:: Data records
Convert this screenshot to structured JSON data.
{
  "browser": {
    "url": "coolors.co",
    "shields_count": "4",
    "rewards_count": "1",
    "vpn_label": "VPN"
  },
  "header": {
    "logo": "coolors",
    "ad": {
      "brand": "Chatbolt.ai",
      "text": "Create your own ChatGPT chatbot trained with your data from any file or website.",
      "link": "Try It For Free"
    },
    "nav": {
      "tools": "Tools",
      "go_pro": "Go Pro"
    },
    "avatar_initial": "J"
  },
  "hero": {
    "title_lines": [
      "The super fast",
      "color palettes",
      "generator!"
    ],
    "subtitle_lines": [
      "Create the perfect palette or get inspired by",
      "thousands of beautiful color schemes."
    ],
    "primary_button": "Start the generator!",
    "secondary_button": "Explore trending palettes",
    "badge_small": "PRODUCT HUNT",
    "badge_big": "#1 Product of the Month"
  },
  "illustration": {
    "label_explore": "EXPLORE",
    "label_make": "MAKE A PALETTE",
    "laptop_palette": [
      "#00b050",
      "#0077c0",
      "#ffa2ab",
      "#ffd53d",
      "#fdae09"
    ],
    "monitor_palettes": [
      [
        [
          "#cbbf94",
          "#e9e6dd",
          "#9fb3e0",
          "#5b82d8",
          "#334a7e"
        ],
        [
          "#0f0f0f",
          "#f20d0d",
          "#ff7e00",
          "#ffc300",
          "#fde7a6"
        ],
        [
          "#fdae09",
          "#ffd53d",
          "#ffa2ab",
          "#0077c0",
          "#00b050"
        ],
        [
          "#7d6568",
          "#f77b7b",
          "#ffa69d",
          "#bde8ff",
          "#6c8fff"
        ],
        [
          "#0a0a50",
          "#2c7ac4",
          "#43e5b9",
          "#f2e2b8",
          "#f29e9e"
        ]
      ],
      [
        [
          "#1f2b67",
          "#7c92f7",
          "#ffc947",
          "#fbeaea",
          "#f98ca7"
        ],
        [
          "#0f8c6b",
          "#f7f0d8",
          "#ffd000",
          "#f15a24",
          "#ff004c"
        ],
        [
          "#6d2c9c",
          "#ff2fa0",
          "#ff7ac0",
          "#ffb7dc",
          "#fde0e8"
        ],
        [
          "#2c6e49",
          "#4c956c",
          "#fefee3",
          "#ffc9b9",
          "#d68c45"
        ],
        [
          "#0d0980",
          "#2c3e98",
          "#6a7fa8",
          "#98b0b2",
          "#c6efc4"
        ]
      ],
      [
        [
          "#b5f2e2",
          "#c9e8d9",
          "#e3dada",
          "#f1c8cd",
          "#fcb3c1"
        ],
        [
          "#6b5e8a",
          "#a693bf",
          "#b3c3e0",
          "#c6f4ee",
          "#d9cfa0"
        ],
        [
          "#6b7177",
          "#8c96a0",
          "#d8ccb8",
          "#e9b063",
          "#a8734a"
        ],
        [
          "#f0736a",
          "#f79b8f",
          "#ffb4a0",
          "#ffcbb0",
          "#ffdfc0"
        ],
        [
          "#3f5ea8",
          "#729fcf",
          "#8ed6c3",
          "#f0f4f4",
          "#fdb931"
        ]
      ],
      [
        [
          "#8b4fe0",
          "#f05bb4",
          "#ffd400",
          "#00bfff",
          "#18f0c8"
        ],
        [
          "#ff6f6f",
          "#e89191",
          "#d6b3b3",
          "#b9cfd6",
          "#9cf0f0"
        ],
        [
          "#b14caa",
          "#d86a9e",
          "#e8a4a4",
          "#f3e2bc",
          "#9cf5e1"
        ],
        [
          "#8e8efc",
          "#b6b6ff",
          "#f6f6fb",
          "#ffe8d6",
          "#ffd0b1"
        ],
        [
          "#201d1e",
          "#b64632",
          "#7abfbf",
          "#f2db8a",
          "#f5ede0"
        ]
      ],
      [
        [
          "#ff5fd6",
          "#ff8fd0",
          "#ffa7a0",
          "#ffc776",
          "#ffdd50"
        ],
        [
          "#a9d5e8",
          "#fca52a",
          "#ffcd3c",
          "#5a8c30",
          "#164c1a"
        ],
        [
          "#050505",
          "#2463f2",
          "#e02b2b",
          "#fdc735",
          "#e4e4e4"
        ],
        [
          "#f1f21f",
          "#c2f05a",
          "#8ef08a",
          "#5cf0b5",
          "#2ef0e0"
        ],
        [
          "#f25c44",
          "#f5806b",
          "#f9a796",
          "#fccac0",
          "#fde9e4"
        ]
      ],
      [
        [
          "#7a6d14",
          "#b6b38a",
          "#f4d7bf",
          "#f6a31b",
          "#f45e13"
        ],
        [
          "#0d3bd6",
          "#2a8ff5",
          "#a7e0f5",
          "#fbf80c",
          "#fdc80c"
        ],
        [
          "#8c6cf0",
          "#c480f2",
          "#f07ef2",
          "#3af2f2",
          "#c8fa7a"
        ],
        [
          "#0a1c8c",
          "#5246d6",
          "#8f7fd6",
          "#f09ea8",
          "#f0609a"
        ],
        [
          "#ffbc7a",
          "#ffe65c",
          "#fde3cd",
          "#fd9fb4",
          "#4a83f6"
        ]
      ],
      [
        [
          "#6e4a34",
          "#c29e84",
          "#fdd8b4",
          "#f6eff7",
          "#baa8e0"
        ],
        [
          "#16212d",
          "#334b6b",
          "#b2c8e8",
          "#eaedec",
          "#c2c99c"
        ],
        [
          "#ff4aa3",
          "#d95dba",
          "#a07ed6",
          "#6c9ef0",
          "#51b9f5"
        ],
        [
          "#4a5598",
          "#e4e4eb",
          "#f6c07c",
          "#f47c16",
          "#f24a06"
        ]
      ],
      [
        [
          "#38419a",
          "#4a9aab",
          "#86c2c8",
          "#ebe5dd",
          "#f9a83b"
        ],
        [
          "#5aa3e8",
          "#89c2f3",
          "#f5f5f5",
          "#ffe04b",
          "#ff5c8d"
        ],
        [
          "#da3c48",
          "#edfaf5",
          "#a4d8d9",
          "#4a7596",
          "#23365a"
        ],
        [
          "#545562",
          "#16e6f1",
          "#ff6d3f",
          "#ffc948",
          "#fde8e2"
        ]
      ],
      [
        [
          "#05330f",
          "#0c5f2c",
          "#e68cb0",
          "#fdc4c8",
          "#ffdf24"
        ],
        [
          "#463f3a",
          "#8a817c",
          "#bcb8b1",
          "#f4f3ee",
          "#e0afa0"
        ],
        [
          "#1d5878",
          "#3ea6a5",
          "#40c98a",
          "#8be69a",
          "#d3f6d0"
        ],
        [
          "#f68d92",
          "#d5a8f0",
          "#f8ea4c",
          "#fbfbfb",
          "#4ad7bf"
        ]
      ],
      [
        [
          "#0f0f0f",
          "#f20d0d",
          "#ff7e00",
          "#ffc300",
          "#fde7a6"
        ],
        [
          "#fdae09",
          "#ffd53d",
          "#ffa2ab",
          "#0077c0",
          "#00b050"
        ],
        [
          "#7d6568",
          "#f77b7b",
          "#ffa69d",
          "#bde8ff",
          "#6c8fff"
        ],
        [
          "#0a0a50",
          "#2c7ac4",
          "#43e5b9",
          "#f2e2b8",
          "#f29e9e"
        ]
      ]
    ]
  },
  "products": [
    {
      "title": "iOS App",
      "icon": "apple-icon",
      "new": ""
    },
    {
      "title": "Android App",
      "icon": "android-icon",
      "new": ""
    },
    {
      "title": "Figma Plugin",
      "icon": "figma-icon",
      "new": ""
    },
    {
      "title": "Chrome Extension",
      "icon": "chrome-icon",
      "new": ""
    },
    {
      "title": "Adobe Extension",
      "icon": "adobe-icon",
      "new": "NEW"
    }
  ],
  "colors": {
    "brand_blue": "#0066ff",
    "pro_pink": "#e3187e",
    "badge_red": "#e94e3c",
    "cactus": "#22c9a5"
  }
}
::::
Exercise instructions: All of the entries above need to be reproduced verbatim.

Answer to this exercise:
Convert this screenshot to structured JSON data.
{
  "browser": {
    "url": "coolors.co",
    "shields_count": "4",
    "rewards_count": "1",
    "vpn_label": "VPN"
  },
  "header": {
    "logo": "coolors",
    "ad": {
      "brand": "Chatbolt.ai",
      "text": "Create your own ChatGPT chatbot trained with your data from any file or website.",
      "link": "Try It For Free"
    },
    "nav": {
      "tools": "Tools",
      "go_pro": "Go Pro"
    },
    "avatar_initial": "J"
  },
  "hero": {
    "title_lines": [
      "The super fast",
      "color palettes",
      "generator!"
    ],
    "subtitle_lines": [
      "Create the perfect palette or get inspired by",
      "thousands of beautiful color schemes."
    ],
    "primary_button": "Start the generator!",
    "secondary_button": "Explore trending palettes",
    "badge_small": "PRODUCT HUNT",
    "badge_big": "#1 Product of the Month"
  },
  "illustration": {
    "label_explore": "EXPLORE",
    "label_make": "MAKE A PALETTE",
    "laptop_palette": [
      "#00b050",
      "#0077c0",
      "#ffa2ab",
      "#ffd53d",
      "#fdae09"
    ],
    "monitor_palettes": [
      [
        [
          "#cbbf94",
          "#e9e6dd",
          "#9fb3e0",
          "#5b82d8",
          "#334a7e"
        ],
        [
          "#0f0f0f",
          "#f20d0d",
          "#ff7e00",
          "#ffc300",
          "#fde7a6"
        ],
        [
          "#fdae09",
          "#ffd53d",
          "#ffa2ab",
          "#0077c0",
          "#00b050"
        ],
        [
          "#7d6568",
          "#f77b7b",
          "#ffa69d",
          "#bde8ff",
          "#6c8fff"
        ],
        [
          "#0a0a50",
          "#2c7ac4",
          "#43e5b9",
          "#f2e2b8",
          "#f29e9e"
        ]
      ],
      [
        [
          "#1f2b67",
          "#7c92f7",
          "#ffc947",
          "#fbeaea",
          "#f98ca7"
        ],
        [
          "#0f8c6b",
          "#f7f0d8",
          "#ffd000",
          "#f15a24",
          "#ff004c"
        ],
        [
          "#6d2c9c",
          "#ff2fa0",
          "#ff7ac0",
          "#ffb7dc",
          "#fde0e8"
        ],
        [
          "#2c6e49",
          "#4c956c",
          "#fefee3",
          "#ffc9b9",
          "#d68c45"
        ],
        [
          "#0d0980",
          "#2c3e98",
          "#6a7fa8",
          "#98b0b2",
          "#c6efc4"
        ]
      ],
      [
        [
          "#b5f2e2",
          "#c9e8d9",
          "#e3dada",
          "#f1c8cd",
          "#fcb3c1"
        ],
        [
          "#6b5e8a",
          "#a693bf",
          "#b3c3e0",
          "#c6f4ee",
          "#d9cfa0"
        ],
        [
          "#6b7177",
          "#8c96a0",
          "#d8ccb8",
          "#e9b063",
          "#a8734a"
        ],
        [
          "#f0736a",
          "#f79b8f",
          "#ffb4a0",
          "#ffcbb0",
          "#ffdfc0"
        ],
        [
          "#3f5ea8",
          "#729fcf",
          "#8ed6c3",
          "#f0f4f4",
          "#fdb931"
        ]
      ],
      [
        [
          "#8b4fe0",
          "#f05bb4",
          "#ffd400",
          "#00bfff",
          "#18f0c8"
        ],
        [
          "#ff6f6f",
          "#e89191",
          "#d6b3b3",
          "#b9cfd6",
          "#9cf0f0"
        ],
        [
          "#b14caa",
          "#d86a9e",
          "#e8a4a4",
          "#f3e2bc",
          "#9cf5e1"
        ],
        [
          "#8e8efc",
          "#b6b6ff",
          "#f6f6fb",
          "#ffe8d6",
          "#ffd0b1"
        ],
        [
          "#201d1e",
          "#b64632",
          "#7abfbf",
          "#f2db8a",
          "#f5ede0"
        ]
      ],
      [
        [
          "#ff5fd6",
          "#ff8fd0",
          "#ffa7a0",
          "#ffc776",
          "#ffdd50"
        ],
        [
          "#a9d5e8",
          "#fca52a",
          "#ffcd3c",
          "#5a8c30",
          "#164c1a"
        ],
        [
          "#050505",
          "#2463f2",
          "#e02b2b",
          "#fdc735",
          "#e4e4e4"
        ],
        [
          "#f1f21f",
          "#c2f05a",
          "#8ef08a",
          "#5cf0b5",
          "#2ef0e0"
        ],
        [
          "#f25c44",
          "#f5806b",
          "#f9a796",
          "#fccac0",
          "#fde9e4"
        ]
      ],
      [
        [
          "#7a6d14",
          "#b6b38a",
          "#f4d7bf",
          "#f6a31b",
          "#f45e13"
        ],
        [
          "#0d3bd6",
          "#2a8ff5",
          "#a7e0f5",
          "#fbf80c",
          "#fdc80c"
        ],
        [
          "#8c6cf0",
          "#c480f2",
          "#f07ef2",
          "#3af2f2",
          "#c8fa7a"
        ],
        [
          "#0a1c8c",
          "#5246d6",
          "#8f7fd6",
          "#f09ea8",
          "#f0609a"
        ],
        [
          "#ffbc7a",
          "#ffe65c",
          "#fde3cd",
          "#fd9fb4",
          "#4a83f6"
        ]
      ],
      [
        [
          "#6e4a34",
          "#c29e84",
          "#fdd8b4",
          "#f6eff7",
          "#baa8e0"
        ],
        [
          "#16212d",
          "#334b6b",
          "#b2c8e8",
          "#eaedec",
          "#c2c99c"
        ],
        [
          "#ff4aa3",
          "#d95dba",
          "#a07ed6",
          "#6c9ef0",
          "#51b9f5"
        ],
        [
          "#4a5598",
          "#e4e4eb",
          "#f6c07c",
          "#f47c16",
          "#f24a06"
        ]
      ],
      [
        [
          "#38419a",
          "#4a9aab",
          "#86c2c8",
          "#ebe5dd",
          "#f9a83b"
        ],
        [
          "#5aa3e8",
          "#89c2f3",
          "#f5f5f5",
          "#ffe04b",
          "#ff5c8d"
        ],
        [
          "#da3c48",
          "#edfaf5",
          "#a4d8d9",
          "#4a7596",
          "#23365a"
        ],
        [
          "#545562",
          "#16e6f1",
          "#ff6d3f",
          "#ffc948",
          "#fde8e2"
        ]
      ],
      [
        [
          "#05330f",
          "#0c5f2c",
          "#e68cb0",
          "#fdc4c8",
          "#ffdf24"
        ],
        [
          "#463f3a",
          "#8a817c",
          "#bcb8b1",
          "#f4f3ee",
          "#e0afa0"
        ],
        [
          "#1d5878",
          "#3ea6a5",
          "#40c98a",
          "#8be69a",
          "#d3f6d0"
        ],
        [
          "#f68d92",
          "#d5a8f0",
          "#f8ea4c",
          "#fbfbfb",
          "#4ad7bf"
        ]
      ],
      [
        [
          "#0f0f0f",
          "#f20d0d",
          "#ff7e00",
          "#ffc300",
          "#fde7a6"
        ],
        [
          "#fdae09",
          "#ffd53d",
          "#ffa2ab",
          "#0077c0",
          "#00b050"
        ],
        [
          "#7d6568",
          "#f77b7b",
          "#ffa69d",
          "#bde8ff",
          "#6c8fff"
        ],
        [
          "#0a0a50",
          "#2c7ac4",
          "#43e5b9",
          "#f2e2b8",
          "#f29e9e"
        ]
      ]
    ]
  },
  "products": [
    {
      "title": "iOS App",
      "icon": "apple-icon",
      "new": ""
    },
    {
      "title": "Android App",
      "icon": "android-icon",
      "new": ""
    },
    {
      "title": "Figma Plugin",
      "icon": "figma-icon",
      "new": ""
    },
    {
      "title": "Chrome Extension",
      "icon": "chrome-icon",
      "new": ""
    },
    {
      "title": "Adobe Extension",
      "icon": "adobe-icon",
      "new": "NEW"
    }
  ],
  "colors": {
    "brand_blue": "#0066ff",
    "pro_pink": "#e3187e",
    "badge_red": "#e94e3c",
    "cactus": "#22c9a5"
  }
}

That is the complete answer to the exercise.